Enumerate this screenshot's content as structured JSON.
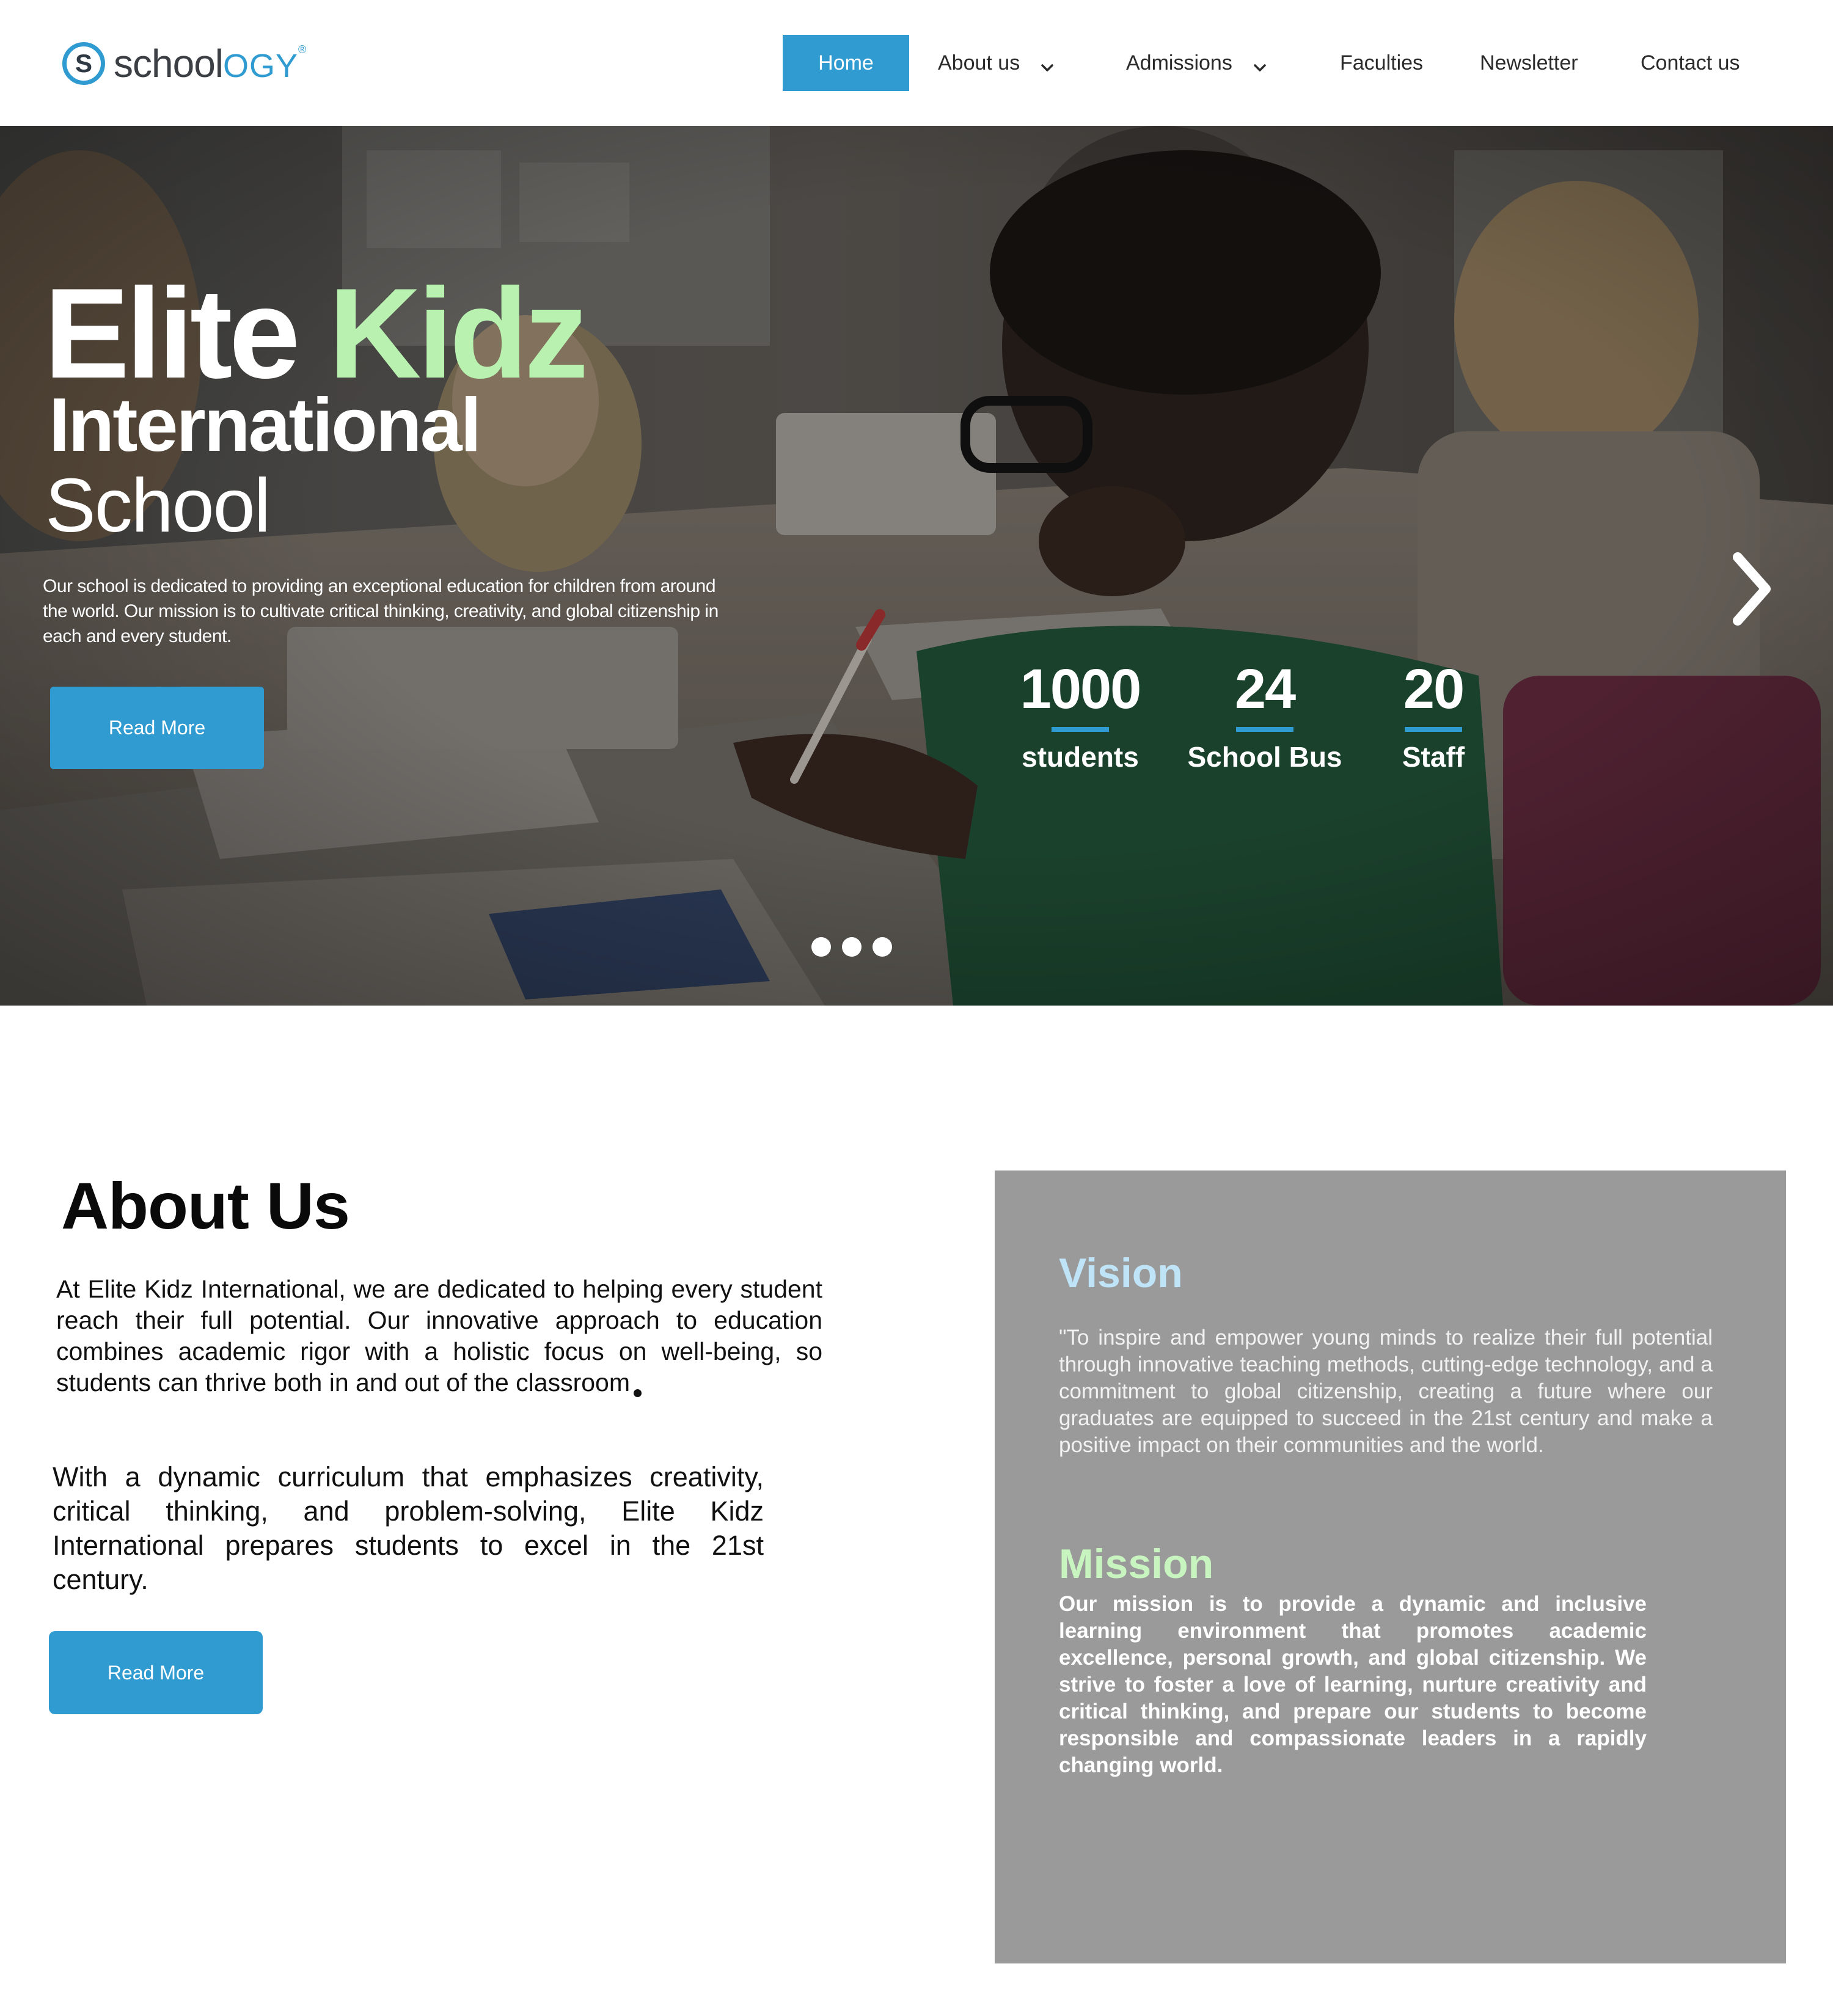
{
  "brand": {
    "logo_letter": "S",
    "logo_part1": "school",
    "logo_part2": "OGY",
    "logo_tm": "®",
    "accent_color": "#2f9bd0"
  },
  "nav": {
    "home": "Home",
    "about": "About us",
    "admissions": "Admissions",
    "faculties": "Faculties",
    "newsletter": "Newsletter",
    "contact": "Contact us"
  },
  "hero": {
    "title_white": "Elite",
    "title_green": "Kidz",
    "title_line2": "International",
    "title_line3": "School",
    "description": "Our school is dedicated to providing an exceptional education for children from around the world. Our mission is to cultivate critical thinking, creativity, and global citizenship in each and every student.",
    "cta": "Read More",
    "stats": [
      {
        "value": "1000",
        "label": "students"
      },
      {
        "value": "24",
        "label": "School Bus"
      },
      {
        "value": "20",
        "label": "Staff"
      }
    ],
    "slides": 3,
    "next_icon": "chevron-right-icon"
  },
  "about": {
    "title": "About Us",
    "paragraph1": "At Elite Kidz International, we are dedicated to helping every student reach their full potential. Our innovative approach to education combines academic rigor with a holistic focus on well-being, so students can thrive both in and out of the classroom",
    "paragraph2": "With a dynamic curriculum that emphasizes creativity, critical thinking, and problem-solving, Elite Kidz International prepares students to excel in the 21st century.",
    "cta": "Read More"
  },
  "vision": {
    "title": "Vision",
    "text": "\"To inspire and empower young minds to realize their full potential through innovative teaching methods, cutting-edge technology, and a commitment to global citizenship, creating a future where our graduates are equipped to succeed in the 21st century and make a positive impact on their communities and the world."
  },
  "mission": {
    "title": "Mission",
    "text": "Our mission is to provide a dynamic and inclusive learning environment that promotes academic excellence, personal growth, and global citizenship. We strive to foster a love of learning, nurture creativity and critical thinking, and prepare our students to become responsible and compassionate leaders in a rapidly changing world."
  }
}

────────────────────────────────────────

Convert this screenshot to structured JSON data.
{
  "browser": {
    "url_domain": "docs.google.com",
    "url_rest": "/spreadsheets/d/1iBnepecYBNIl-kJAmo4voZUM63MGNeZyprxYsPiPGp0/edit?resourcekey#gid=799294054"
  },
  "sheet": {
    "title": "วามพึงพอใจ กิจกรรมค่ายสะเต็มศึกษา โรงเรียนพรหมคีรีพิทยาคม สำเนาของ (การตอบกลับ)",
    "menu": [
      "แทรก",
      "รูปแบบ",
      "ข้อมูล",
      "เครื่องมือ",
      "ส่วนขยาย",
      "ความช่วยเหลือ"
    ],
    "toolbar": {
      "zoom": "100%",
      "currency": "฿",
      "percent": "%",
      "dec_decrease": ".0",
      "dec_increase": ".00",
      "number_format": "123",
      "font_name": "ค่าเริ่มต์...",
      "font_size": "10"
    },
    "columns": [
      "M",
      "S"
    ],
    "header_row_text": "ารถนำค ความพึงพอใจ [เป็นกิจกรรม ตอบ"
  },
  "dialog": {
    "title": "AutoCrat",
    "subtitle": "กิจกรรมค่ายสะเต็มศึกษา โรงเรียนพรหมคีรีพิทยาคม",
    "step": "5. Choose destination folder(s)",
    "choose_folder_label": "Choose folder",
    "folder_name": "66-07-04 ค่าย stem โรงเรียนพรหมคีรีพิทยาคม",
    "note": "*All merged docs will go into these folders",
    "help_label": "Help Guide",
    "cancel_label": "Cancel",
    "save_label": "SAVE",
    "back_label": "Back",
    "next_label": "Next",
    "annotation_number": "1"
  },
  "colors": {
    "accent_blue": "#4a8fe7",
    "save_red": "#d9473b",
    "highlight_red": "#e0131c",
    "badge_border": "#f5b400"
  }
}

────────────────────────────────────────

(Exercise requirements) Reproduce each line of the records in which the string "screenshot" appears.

(Solution for this problem)
Enumerate this screenshot's content as structured JSON.
Convert this screenshot to structured JSON data.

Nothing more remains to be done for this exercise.